Every line that contains "ngày" must be located and copied from the data.

*** Opening Entries shown ***

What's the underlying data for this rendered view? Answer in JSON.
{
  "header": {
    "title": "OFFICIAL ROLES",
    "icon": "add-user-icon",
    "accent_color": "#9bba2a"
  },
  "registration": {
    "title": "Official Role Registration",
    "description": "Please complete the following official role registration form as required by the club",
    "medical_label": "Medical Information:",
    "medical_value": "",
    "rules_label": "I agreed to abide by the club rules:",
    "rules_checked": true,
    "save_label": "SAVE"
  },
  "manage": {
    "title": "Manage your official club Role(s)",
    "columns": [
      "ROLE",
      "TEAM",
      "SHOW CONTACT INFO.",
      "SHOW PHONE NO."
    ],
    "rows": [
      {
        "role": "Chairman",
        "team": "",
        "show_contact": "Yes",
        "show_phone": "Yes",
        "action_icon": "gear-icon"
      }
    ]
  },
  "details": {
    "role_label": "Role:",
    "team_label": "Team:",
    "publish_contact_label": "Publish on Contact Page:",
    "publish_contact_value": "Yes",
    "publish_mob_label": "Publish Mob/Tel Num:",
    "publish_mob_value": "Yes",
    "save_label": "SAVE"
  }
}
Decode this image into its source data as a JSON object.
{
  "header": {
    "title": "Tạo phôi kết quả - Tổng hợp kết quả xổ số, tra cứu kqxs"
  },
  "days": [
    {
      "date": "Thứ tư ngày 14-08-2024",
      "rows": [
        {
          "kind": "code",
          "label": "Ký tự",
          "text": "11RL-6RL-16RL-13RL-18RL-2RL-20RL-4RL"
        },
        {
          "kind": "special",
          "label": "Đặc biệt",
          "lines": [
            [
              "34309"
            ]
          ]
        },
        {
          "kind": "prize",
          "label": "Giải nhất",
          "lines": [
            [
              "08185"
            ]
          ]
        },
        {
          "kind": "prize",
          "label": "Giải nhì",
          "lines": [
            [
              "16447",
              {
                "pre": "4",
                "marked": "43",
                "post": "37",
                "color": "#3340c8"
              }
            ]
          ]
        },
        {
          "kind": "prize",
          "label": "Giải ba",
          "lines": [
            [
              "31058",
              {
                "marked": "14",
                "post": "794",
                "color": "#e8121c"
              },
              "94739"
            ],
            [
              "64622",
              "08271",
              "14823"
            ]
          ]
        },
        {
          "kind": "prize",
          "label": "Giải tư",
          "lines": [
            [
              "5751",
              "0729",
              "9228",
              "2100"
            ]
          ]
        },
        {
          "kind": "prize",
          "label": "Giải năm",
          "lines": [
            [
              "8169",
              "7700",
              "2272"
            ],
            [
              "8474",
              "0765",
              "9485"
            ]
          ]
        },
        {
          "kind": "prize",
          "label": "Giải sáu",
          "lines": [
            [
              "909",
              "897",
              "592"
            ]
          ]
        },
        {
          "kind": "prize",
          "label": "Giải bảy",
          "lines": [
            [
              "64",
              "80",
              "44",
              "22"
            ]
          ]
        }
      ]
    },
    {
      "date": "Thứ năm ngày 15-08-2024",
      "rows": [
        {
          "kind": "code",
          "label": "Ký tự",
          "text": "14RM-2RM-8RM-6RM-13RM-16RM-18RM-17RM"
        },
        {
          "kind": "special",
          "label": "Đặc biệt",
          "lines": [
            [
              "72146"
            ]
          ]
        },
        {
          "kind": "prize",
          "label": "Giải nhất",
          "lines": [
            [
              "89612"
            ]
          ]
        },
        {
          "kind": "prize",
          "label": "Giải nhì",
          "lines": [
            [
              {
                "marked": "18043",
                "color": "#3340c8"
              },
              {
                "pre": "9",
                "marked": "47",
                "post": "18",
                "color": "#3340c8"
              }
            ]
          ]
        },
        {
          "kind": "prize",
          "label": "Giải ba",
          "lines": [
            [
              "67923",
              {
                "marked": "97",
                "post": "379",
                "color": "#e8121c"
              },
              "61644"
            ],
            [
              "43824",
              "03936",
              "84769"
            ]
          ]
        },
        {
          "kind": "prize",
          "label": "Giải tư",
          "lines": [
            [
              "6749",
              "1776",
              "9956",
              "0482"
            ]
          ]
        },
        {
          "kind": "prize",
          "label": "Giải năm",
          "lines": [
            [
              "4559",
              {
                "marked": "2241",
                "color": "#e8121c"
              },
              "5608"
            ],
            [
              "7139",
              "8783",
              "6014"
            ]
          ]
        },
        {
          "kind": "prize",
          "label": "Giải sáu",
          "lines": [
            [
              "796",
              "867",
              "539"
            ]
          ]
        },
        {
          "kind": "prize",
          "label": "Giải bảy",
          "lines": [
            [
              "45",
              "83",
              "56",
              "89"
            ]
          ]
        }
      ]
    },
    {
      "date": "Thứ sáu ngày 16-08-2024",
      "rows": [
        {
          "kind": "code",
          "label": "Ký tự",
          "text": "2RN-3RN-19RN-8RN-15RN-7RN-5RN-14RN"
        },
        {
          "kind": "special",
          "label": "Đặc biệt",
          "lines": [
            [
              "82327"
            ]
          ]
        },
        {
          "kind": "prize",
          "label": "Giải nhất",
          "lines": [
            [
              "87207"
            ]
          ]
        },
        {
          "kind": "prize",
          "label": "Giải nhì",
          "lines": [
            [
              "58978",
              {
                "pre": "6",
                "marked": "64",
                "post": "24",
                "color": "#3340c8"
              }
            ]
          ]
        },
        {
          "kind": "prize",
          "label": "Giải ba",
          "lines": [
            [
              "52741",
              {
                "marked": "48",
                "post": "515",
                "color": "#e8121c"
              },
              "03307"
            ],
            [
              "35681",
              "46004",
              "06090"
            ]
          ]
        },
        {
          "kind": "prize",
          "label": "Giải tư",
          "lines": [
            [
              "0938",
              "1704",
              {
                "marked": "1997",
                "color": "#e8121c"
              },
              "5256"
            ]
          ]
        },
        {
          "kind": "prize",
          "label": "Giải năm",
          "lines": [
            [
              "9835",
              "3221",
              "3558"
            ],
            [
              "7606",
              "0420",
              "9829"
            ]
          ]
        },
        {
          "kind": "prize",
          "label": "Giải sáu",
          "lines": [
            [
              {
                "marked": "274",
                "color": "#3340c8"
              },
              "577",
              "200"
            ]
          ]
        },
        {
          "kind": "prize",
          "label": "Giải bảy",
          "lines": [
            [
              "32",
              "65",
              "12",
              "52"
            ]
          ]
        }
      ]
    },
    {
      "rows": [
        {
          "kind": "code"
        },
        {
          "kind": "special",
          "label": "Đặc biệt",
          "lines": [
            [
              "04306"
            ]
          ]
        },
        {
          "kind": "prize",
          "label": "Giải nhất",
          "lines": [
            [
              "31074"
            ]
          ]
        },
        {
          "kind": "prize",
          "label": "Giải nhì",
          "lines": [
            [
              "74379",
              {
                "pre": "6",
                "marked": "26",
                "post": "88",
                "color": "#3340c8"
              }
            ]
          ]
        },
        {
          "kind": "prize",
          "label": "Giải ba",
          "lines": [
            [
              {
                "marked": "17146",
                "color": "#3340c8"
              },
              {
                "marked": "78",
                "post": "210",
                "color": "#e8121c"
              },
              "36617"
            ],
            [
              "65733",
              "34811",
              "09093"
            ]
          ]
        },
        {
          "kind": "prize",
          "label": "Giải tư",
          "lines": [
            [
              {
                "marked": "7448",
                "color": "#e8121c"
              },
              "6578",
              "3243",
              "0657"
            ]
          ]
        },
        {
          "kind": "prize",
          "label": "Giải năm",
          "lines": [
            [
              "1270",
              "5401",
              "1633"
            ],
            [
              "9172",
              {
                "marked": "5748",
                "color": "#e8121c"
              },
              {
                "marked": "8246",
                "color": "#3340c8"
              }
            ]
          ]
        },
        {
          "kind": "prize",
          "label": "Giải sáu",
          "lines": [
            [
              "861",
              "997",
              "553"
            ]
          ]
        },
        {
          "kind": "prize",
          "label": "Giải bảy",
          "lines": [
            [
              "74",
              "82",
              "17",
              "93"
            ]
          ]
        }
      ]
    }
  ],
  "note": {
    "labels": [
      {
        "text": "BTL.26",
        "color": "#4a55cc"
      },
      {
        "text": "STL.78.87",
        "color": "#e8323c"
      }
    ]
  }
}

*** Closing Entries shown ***

# Written response
      "date": "Thứ tư ngày 14-08-2024",
      "date": "Thứ năm ngày 15-08-2024",
      "date": "Thứ sáu ngày 16-08-2024",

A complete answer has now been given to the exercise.